And Churchill saw the British national interest clearly linked to that of the United States and Western democracies.

While forever associated with the two great wars of the last century, the man himself may well have enjoyed the thrill of battle, but he was well aware of the horrors of war and did his utmost to prevent it. A warmonger he clearly was not, though he did understand that war was sometimes necessary to prevent even worse evils. (more…)

Obama’s “balanced” approach (to fiscal cliff) includes more spending

President Obama, as Fred Barnes reports in the Weekly Standards, has touted his “‘balanced’ approach to averting the fiscal cliff“, that is, a package which includes tax hikes as well as spending cuts.

Yet, the proposal Treasury Secretary Timothy Geithner showed to House and Senate leaders failed to include any significant cuts, but did, in addition to higher taxes on “on wealthy Americans as well as higher taxes on capital gains and dividends“, it also included a “multiyear stimulus package with at least $50 billion for the 2013 fiscal year.” (The proposal even includes $600 billion in revenue “from unspecified revenue sources.”)  Among the other proposal, there is a promise, at some future date, to try to find $400 billion in savings from Medicare and other social programs.

In short, it includes no specific spending cuts.

No wonder Senate Minority Leader Mitch McConnell “burst into laughter” when Geithner outlined the proposal.  He said “nothing good” was “happening” in the negotiations because Obama was unwilling to “embrace serious spending cuts.

As Charles Krauthammer put it, “there not only are no cuts in this, there’s an increase in spending with a new stimulus” (at 0:28 in the video at the link).

And they called Obama the grown-up in the room?  He — and his team — are not behaving like grownups.  They’re not putting forward a serious plan to address the nation’s debt problem.

Will the legacy even report how laughable this proposal is–at a time of record deficits and the president paying lip service to spending cuts, he offers a plan that increases federal spending?

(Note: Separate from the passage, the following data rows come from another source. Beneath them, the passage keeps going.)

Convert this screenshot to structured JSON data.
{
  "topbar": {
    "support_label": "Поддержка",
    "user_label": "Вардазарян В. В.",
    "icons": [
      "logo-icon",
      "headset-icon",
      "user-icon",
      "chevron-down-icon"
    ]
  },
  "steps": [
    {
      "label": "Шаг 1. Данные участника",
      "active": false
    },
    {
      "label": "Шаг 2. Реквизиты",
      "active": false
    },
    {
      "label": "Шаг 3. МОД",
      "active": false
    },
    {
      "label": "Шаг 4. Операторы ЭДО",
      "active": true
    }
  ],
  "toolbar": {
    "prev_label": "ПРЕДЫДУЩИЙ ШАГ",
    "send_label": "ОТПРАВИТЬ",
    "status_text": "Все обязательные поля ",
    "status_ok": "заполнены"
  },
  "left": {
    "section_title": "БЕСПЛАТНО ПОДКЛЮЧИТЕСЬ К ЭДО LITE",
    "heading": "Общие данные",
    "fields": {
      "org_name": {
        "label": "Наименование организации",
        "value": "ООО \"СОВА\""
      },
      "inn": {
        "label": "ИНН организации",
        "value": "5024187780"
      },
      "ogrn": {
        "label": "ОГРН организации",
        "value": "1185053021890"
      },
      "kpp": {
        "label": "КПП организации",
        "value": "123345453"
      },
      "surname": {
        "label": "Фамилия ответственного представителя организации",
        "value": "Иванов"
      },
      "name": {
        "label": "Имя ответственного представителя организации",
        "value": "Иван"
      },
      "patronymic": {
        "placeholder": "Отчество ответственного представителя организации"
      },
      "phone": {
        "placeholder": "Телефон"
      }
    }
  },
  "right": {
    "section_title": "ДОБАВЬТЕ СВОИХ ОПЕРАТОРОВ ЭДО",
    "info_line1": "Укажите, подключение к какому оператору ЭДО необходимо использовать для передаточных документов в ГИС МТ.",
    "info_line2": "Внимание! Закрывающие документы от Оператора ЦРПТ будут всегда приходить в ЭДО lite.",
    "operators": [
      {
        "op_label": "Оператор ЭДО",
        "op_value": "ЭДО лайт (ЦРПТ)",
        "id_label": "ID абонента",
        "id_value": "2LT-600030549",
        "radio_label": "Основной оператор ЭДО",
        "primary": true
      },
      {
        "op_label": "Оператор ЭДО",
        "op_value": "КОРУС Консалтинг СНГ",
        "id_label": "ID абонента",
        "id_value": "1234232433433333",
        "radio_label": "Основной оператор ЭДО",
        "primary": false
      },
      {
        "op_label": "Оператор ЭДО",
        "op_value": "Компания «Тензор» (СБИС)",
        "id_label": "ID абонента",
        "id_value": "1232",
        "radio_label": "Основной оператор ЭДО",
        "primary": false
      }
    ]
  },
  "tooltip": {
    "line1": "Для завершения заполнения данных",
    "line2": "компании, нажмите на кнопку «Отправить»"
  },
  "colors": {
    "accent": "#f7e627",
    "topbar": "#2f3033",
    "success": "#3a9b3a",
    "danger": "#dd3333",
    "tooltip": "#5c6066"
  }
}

He seems to be counting on something which carried him through the presidential campaign — media cover.  Don’t count on it.   (more…)

No better way to say welcome home than a strip search

Posted by B. Daniel Blatt at 2:10 am - November 30, 2012.
Filed under: Literature & Ideas,Strong Women

The title is a paraphrase from an interview the fetching Stephen Green conducted with writer Sarah Hoyt:

BTW, I recently had the chance to read an advance copy of her book A Few Good Men, to be released next March 5 (it’s not too early to pre-order though) and it is fast-paced and well worth your time, with a theme and story elements certain to appeal to gay patriots.

Don’t blame me, I voted for Meg

Posted by B. Daniel Blatt at 12:21 am - November 30, 2012.
Filed under: Big Government Follies,California politics

California named worst-run state in the nation